The language of solidarity

In the age of Zoom conferences, one organisation uses the online tool to teach Ukrainian refugees what they need to navigate their new lives in Romania

It’s a Saturday morning in Romania when 700 Zoom users from all over the country type in the same 11 digits—a Zoom ID Meeting number. All of the online meeting participants are from Ukraine and are trying to join their first Romanian online course.

Hundreds of thousands of Ukrainian refugees have already fled abroad, and more than 82,000 have decided to stay in Romania, a neighbouring country where life does not look too different from theirs before the war. From food to the history that connects both societies, there are many similarities. But at least one thing is vastly different: the language. 
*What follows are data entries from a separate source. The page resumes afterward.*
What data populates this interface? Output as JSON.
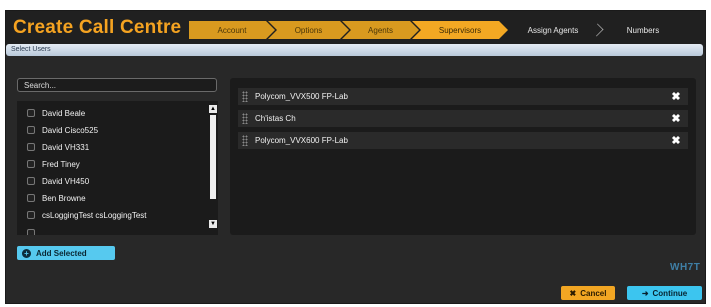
{
  "app": {
    "title": "Create Call Centre"
  },
  "wizard_steps": [
    {
      "label": "Account",
      "state": "done"
    },
    {
      "label": "Options",
      "state": "done"
    },
    {
      "label": "Agents",
      "state": "done"
    },
    {
      "label": "Supervisors",
      "state": "current"
    },
    {
      "label": "Assign Agents",
      "state": "todo"
    },
    {
      "label": "Numbers",
      "state": "todo"
    }
  ],
  "section": {
    "title": "Select Users"
  },
  "search": {
    "placeholder": "Search..."
  },
  "users": [
    "David Beale",
    "David Cisco525",
    "David VH331",
    "Fred Tiney",
    "David VH450",
    "Ben Browne",
    "csLoggingTest csLoggingTest",
    "....  ...."
  ],
  "selected_users": [
    "Polycom_VVX500 FP-Lab",
    "Ch'istas Ch",
    "Polycom_VVX600 FP-Lab"
  ],
  "buttons": {
    "add_selected": "Add Selected",
    "cancel": "Cancel",
    "continue": "Continue"
  },
  "logo": {
    "text": "WH7T"
  },
  "colors": {
    "brand_orange": "#f5a321",
    "accent_blue": "#56c9ef",
    "background": "#282828"
  }
}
Some minutes and many interrupted connections later, less than half of the 700 online students are able to stay for the first free course of The Grammar School, a unique project that wants to make grammar cooler and easier to learn. Today, the online school opens its house of words for those forced to leave their Ukrainian homes behind. There are technical issues. Founder Corina Popa did not expect to see so many students pop up on her screen. 

All of the participants in the first meeting have their cameras on, which surprises Corina. She is used to students who keep their faces hidden for the entire course. She also notices something else. Many of the little squares on Corina’s screen show that the demand easily surpasses Zoom’s maximum allowed number of 300 participants. “I saw a table with ten people around a single phone at the end of the table. Children, the elderly, young adults sitting with their ears pricked up.”

Learning the language might not sound like a basic need to some, but Corina disagrees. “To be able to buy food in a shop, you need to know how to ask certain questions. We have to understand these people’s needs and share a common code with them. We also have to see their complexity. Many of my students looked like they had years of hard work behind them, people who built a life for themselves, and now they are at the bottom. They learn a new language, hoping to work whatever job, to live decently”. Above all, Corina sees language as a tool for someone to feel more at home in a new country.

On the third Saturday, most of the participants are young women. Today’s lesson includes two questions in Romanian: “Where are you now?” and “Where are you from?” Though no longer than a few words, the answers reveal much. Two participants are calling from Chișinău, Moldova, which shares the Romanian language. The others are joining from cities all around Romania. “You are living in sector 3, like me,” says the Romanian teacher, to one of the participants who is now calling Bucharest her home. 

Someone’s laughter shatters the sobriety of the lesson when the teacher explains how one can say how they feel in Romanian: foarte bine (very good), bine (good), așa și-așa (so and so). Așa și-așa is the funny trigger. Repeating the words, more voices join the Zoom choir, and the laughter becomes contagious. No one feels the need to explain why, but the reason is palpable—it is the answer that so many would give, with a lazy low voice, omitting how they really feel: terrible. 

The Facebook group that Corina and her team have created to organise the classes now has more than 1,400 members. “I think what we are doing is normal,” Corina says. “We are not helping because we must, but because we feel it and know that we would have gotten the same treatment if we were in their shoes.”

Corina and her team don’t lack the motivation or passion to keep up the work, but they would not mind more volunteers joining their ranks. So while she thinks that “good deeds should be done in silence”, she now shares her story because she needs ajutor—more help.

Corina sees language as a tool for someone to feel more at home in a new country.

About Oana Moisil

Illustration by

Eddie Stok